A rise in the thermometer across much of the country last week may have been just the remedy for an ailing mortgage market. Mortgage applications increased 4.9 percent from the previous week, according to the Mortgage Bankers Association's seasonally adjusted weekly reading.
Mortgage refinance and purchase applications strengthened, despite the fact that interest rates have been stuck in place for weeks. The average contract interest rate for 30-year fixed-rate mortgages with conforming loan balances ($453,100 or less) remained unchanged at 4.66 percent, with points unchanged at 0.46 (including the origination fee) for 80 percent loan-to-value ratio loans.
"Rates were roughly flat compared to last week, as the downward pressure of geopolitical uncertainty offset the upward pressure of higher inflation and Fed minutes that signaled greater certainty of rate hikes this year," said Joel Kan, an MBA economist.
Applications to refinance a home loan, which are most rate-sensitive, increased 4 percent for the week but were still nearly 10 percent lower than a year ago, when interest rates were lower. Mortgage rates jumped to start this year and are expected to continue to rise. The pause in that increase may have more borrowers willing to jump in and get whatever savings they can.
"Bonds [which mortgage rates loosely follow] haven't exhibited much inspiration for more than a month," wrote Matthew Graham, chief operating officer at Mortgage News Daily. "Although rates have descended modestly since late February, it's just as fair to label that movement as "flat" in the context of typical rate movement. For example, most borrowers would still be quoted the same "note rate," with the only difference being slight changes in upfront fees/points."
Mortgage applications to purchase a home jumped 6 percent for the week and were 10 percent higher than a year ago. That is the strongest reading since January, signaling that the spring market may finally be hitting its stride. Buyers have been sidelined by incredibly short supply and by high prices.
Single-family home construction is recovering at a weak pace, as builders continue to face high costs for land, labor and materials. They are also having trouble finding buildable, desirable land near metropolitan areas, where so many young buyers want to be. The latest read on housing starts showed multifamily construction outpacing single-family, suggesting more confidence in renter demand than buyer demand.
"As single family starts lag, for-sale inventory remains limited. Realtor.com March data shows inventory is 8 percent lower and prices are 8 percent higher than last year," said Danielle Hale, chief economist at Realtor.com.

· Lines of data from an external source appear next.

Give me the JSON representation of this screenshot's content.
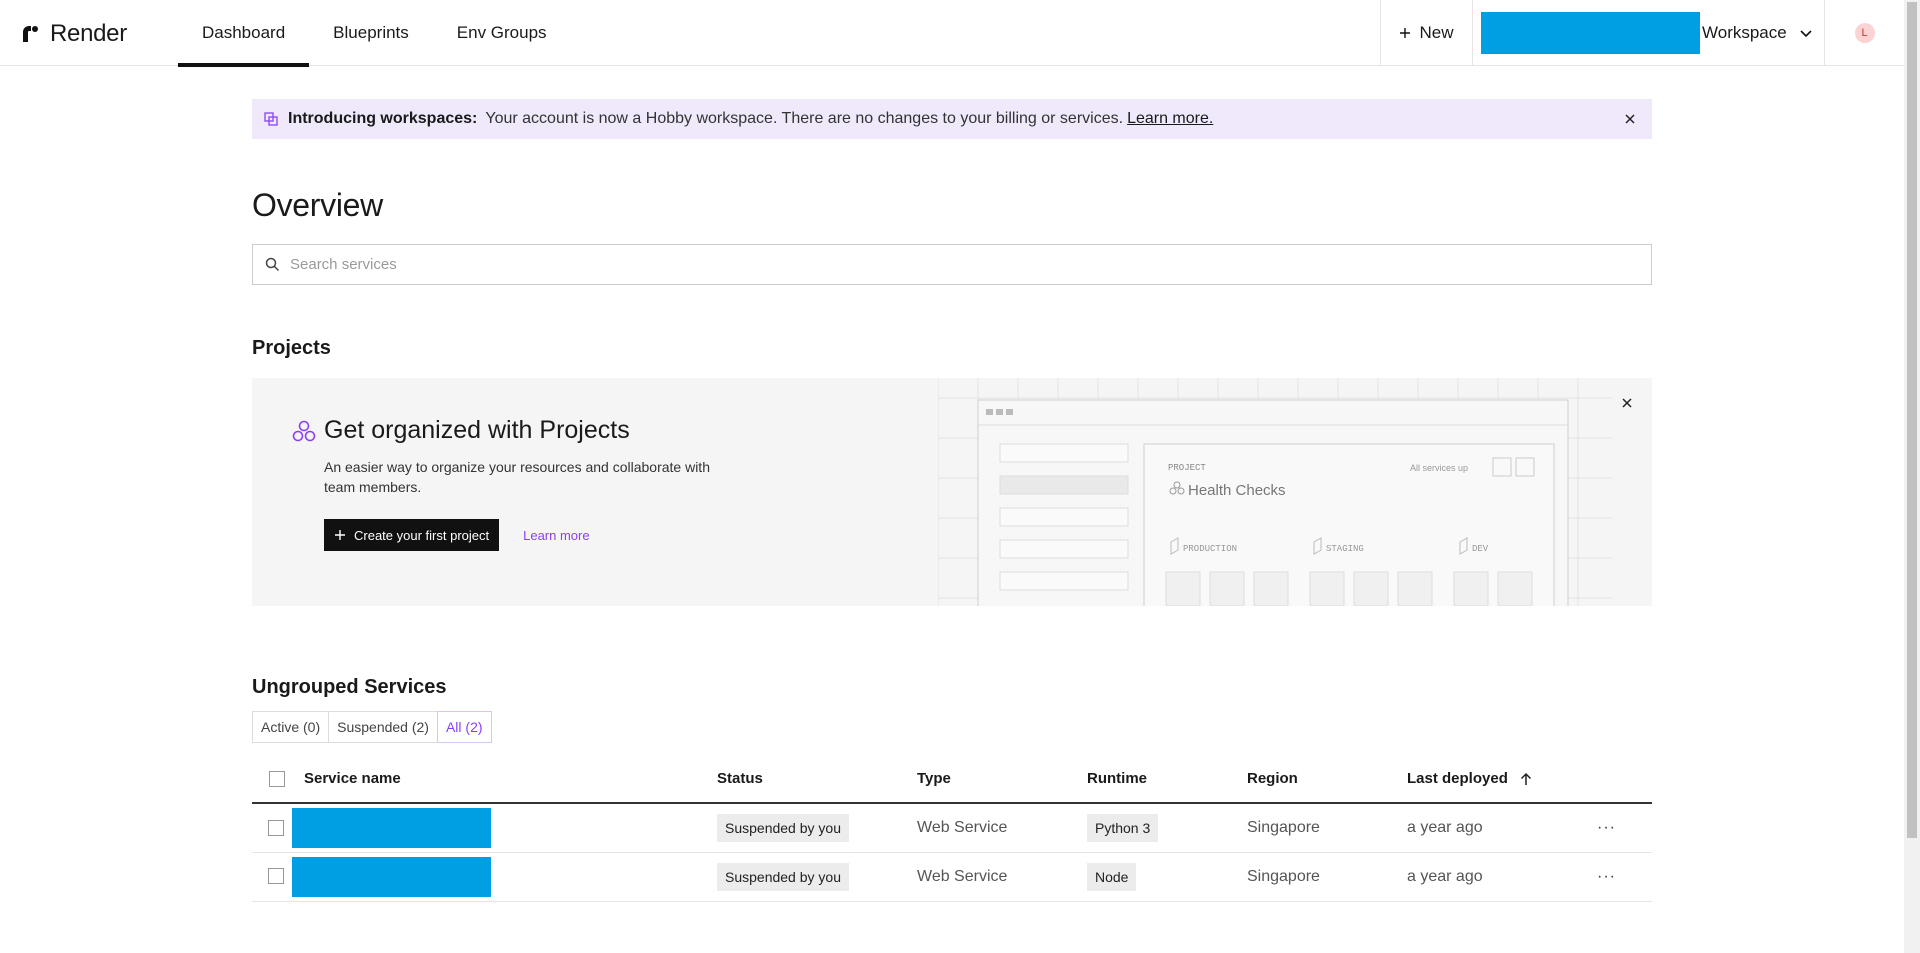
{
  "header": {
    "brand": "Render",
    "nav": [
      {
        "label": "Dashboard",
        "active": true
      },
      {
        "label": "Blueprints",
        "active": false
      },
      {
        "label": "Env Groups",
        "active": false
      }
    ],
    "new_label": "New",
    "workspace_label": "Workspace",
    "avatar_initial": "L"
  },
  "banner": {
    "title": "Introducing workspaces:",
    "message": "Your account is now a Hobby workspace. There are no changes to your billing or services.",
    "link": "Learn more."
  },
  "page": {
    "title": "Overview",
    "search_placeholder": "Search services"
  },
  "projects": {
    "title": "Projects",
    "promo_title": "Get organized with Projects",
    "promo_desc": "An easier way to organize your resources and collaborate with team members.",
    "create_label": "Create your first project",
    "learn_label": "Learn more",
    "illustration": {
      "project_label": "PROJECT",
      "project_name": "Health Checks",
      "status": "All services up",
      "envs": [
        "PRODUCTION",
        "STAGING",
        "DEV"
      ]
    }
  },
  "ungrouped": {
    "title": "Ungrouped Services",
    "filters": [
      {
        "label": "Active (0)",
        "active": false
      },
      {
        "label": "Suspended (2)",
        "active": false
      },
      {
        "label": "All (2)",
        "active": true
      }
    ],
    "columns": [
      "Service name",
      "Status",
      "Type",
      "Runtime",
      "Region",
      "Last deployed"
    ],
    "rows": [
      {
        "status": "Suspended by you",
        "type": "Web Service",
        "runtime": "Python 3",
        "region": "Singapore",
        "last_deployed": "a year ago"
      },
      {
        "status": "Suspended by you",
        "type": "Web Service",
        "runtime": "Node",
        "region": "Singapore",
        "last_deployed": "a year ago"
      }
    ],
    "more_label": "···"
  },
  "colors": {
    "accent": "#8a3ffc",
    "redaction": "#009fe3",
    "banner_bg": "#efe9fb"
  }
}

If mortgage interest rates re-accelerate, fewer buyers will be able to compete in today's market, especially since there is less supply of lower-priced homes. Demand is strong, but as costs rise and buyers are forced to look at cheaper homes, their choices diminish.